…Peng began to hone his business model. Many books related to Christianity could be sold through the same model he used to sell pop-psychology books. All books still had to pass censorships, but a book on church history would be approved if given a straight historical title. But unlike most history books, these had a broad audience of Christians, making the publication profitable. So, too, books on Christian ethics or historical figures like Calvin and Luther. A book on Chinese theology would be banned, but if presented as part of Western history, ideas like Calvinism could be printed.

Amazing, the power of Reformed books in Communist China! A testimony to the sovereign grace for which Calvinism is known. Not surprisingly, given the greatness of our God, the church of Christ is being gathered and being reformed in that land.

The Good God and the “Problem” of Evil (3)

no-other-macarthur-2017We conclude tonight our look at chapter three of John MacArthur’s recent book None Other: Discovering the God of the Bible (Reformation Trust, 2017). In this chapter MacArthur presents the biblical reply to the perennial question of how the good and powerful God of the Christian faith relates to all the evil, pain, and suffering in the world.

Last time we looked at this chapter we saw how the author explained that God is absolutely sovereign over all things, including evil – evil events, evil people, and evil angels (Satan and his host – he points to Job and Peter as biblical examples). But we also said we would return to hear his answer to the questions of why and to what end or purpose God determines and controls evil. In his own words, “Why did God permit evil in the first place? Why does He sovereignly, willingly allow it to keep infecting and distorting His creation? In His unfolding, preordained plan, what is the presence of evil accomplishing?”

To which he answers in the first place:

In his epistle to the Romans, Paul gives us the answer. He writes, ‘If our unrighteousness demonstrates the righteousness of God, what shall we say?’ (Rom.3:5). Our unrighteousness demonstrates (Greek sunistemi) the righteousness of God.

…Unrighteousness therefore puts God’s righteousness on display. Paul again says, ”But God demonstrates His own love toward us, in that while were were yet sinners, Christ died for us’ (Rom.5:8). The presence of sin allows God to demonstrate His righteousness and love. How else could He show the character of His great love that rescues enemies and sinners if there were no enemies and sinners? ‘What if God, although willing [i.e., determining] to demonstrate [Greek endeiknumi] His wrath and to make His power known, endured with much patience vessels of wrath prepared for destruction?’ (Rom.9:22). He demonstrates His righteousness against the backdrop of sin and evil, showing, by contrast, how utterly holy He is. God demonstrates His love at a level that would have been impossible without sin. We see and appreciate the radiance of God’s love more, having endured the darkness and distress of a universe cursed by evil. ‘The people who walk in darkness will see a great light; those who live in a dark land, the light will shine on them’ (Isa.9:2). The presence of evil provided the perfect opportunity for God to display His wrath and justice along with His redeeming grace and infinite mercy, as He loved sinners enough to send His Son to die in their place.

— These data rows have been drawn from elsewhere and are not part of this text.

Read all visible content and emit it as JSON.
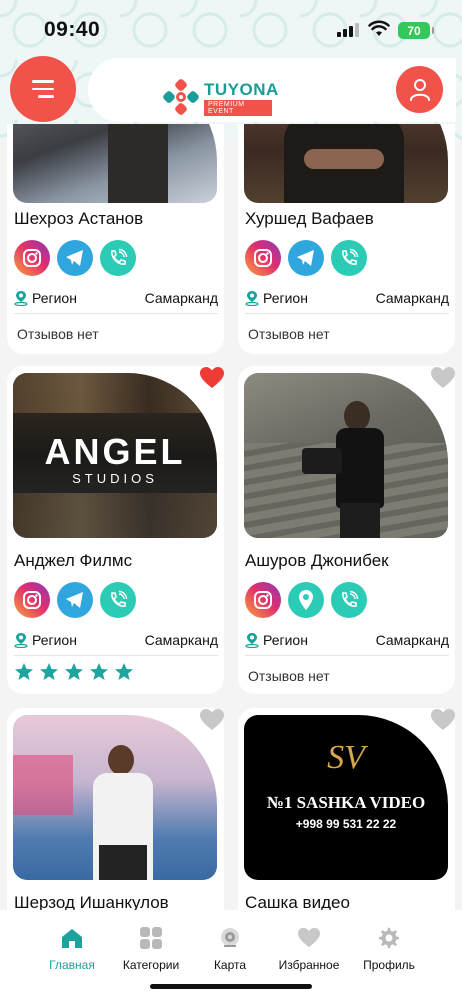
{
  "status_bar": {
    "time": "09:40",
    "battery": "70"
  },
  "header": {
    "logo_title": "TUYONA",
    "logo_subtitle": "PREMIUM EVENT"
  },
  "cards": [
    {
      "name": "Шехроз Астанов",
      "region_label": "Регион",
      "city": "Самарканд",
      "reviews": "Отзывов нет",
      "favorite": false
    },
    {
      "name": "Хуршед Вафаев",
      "region_label": "Регион",
      "city": "Самарканд",
      "reviews": "Отзывов нет",
      "favorite": false
    },
    {
      "name": "Анджел Филмс",
      "region_label": "Регион",
      "city": "Самарканд",
      "rating": 5,
      "favorite": true,
      "image_title": "ANGEL",
      "image_subtitle": "STUDIOS"
    },
    {
      "name": "Ашуров Джонибек",
      "region_label": "Регион",
      "city": "Самарканд",
      "reviews": "Отзывов нет",
      "favorite": false
    },
    {
      "name": "Шерзод Ишанкулов",
      "favorite": false
    },
    {
      "name": "Сашка видео",
      "favorite": false,
      "image_logo": "SV",
      "image_title": "№1 SASHKA VIDEO",
      "image_phone": "+998 99 531 22 22"
    }
  ],
  "bottom_nav": [
    {
      "label": "Главная",
      "icon": "home-icon",
      "active": true
    },
    {
      "label": "Категории",
      "icon": "grid-icon",
      "active": false
    },
    {
      "label": "Карта",
      "icon": "map-icon",
      "active": false
    },
    {
      "label": "Избранное",
      "icon": "heart-icon",
      "active": false
    },
    {
      "label": "Профиль",
      "icon": "gear-icon",
      "active": false
    }
  ],
  "colors": {
    "accent": "#f1534b",
    "teal": "#1aa39b",
    "star": "#1fa5a0"
  }
}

And, as he goes on to show, the second and more important reason is that God might glorify Himself. Referring again to Romans 9:22, he writes:

Literally, the verse’s phrasing is ‘God determined to demonstrate for Himself.’ God demonstrates His attributes for the sake of His own glory. Without sin, God’s wrath would never be on display. Without sinners to redeem, God’s grace would never be on display. Without evil to punish, God’s justice would never be on display. And He has every right to put Himself everlastingly on display in all the glory of all His attributes. [pp.62-63].